I’m over-due for another release. As mentioned in my post 0.2 Alpha (2nd public release). I’ve been working on replacing the crank sensor intercept with IGT signal intercept. This is now working successfully and is implemented in v0.3 available here…
2JZduino at SourceForge

Here’s a list of significant features new to v0.3…

  • Developer notes are now found in “DevNotes.txt” (they used to be at the top of “IS300_MAPadd.cpp”).
  • Note the inclusion of “IS300_Arduino_EEPROM.exe” in the sourceforge download. This program will talk to and program the EEPROM values into 2JZduino.
  • Igniter control – the code no longer supports interception and reproduction of the crank signal. Instead it intercepts and reproduces the igniter signals: IGT1, IGT2, IGT3. “IGT ON” events are always executed immediately (which charges the igniter circuit). “IGT OFF” events (which marks the firing of the spark) are executed depending on TimingRetardTable[][] values.
  • Fuel Injector pulse-adjustments are now calculated based on the Fuel Injector size stored in EEPROM.
  • Simulated narrowband circuit ground is now connected through PortB0 (Arduino pin 53). The code floats this pin as an input until the LC-1s show they are ready. As an input, the high-impedance drives the stock Toyota ECU into open-loop mode until the LC-1 begins outputting a meaningful signal. When it switches to an input (held low), the ground patch triggers the stock ECU to switch into closed-loop.
  • Improved interrupt efficiency. Igniter interrupts are now always serviced within 40us of their occurrence (20us 95% of the time). Injector interrupts are serviced within 60us of their occurrence.
  • Engine speed now calculated from IGTon signals instead of Crank sensor signals.
  • Datalogger expanded to now include RPM, MAP, Bank1 AFR, Bank2 AFR, and Injector pulse-width data. Datalogger information is now saved in a .csv file by “IS300_Arduino_EEPROM.exe” using the current date/time in the filename.
  • Reduced amount of SRAM used at run-time.
  • Added advanced injector and MAF compensation logic to EEPROM that will scale fuel injectors based on the new vs. stock fuel injector size, new vs. stock MAF sensor intake tube diameter, fuel injector lag, and a DC bias for the MAF signal. *Note: this is experimental and unverified. More details on this in a future post.

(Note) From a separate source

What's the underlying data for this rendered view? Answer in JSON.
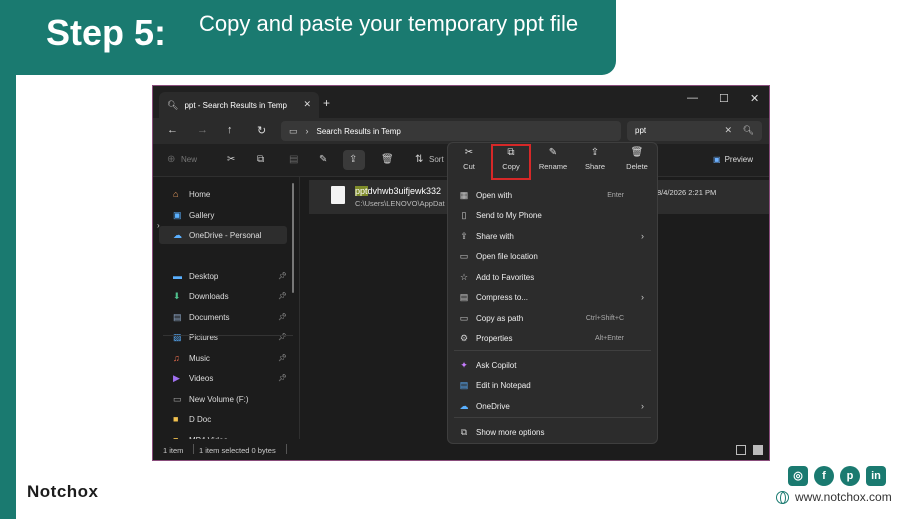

Additionally, here’s a summary of the verification testing that I’ve completed since the last release. I’ll be posting some more analytical information on these in the near-term, but for now, here are the results.

  • My 2nd LC-1 wideband has been installed. I’ve now gathered more than 20hours of operation with 2JZduino providing the simulated Narrowband signal for closed-loop fuel control. It’s been successfully fooling the stock ECU into adjusting for an AFR of 15.1 instead of 14.7 while under closed-loop operation.
  • ~4 hours of operation with 2JZduino providing active Injector Scaling (providing leaner fuel injection amounts at wide-open-throttle).
  • Verified that all 10k resistors are indeed 10k resistors… one of the resistors in the circuit for Injector #4 was found to actually be a 220 Ohm resistor. This culprit was understandably causing me all kinds misfire problems for awhile. I’ve learned a good lesson here :)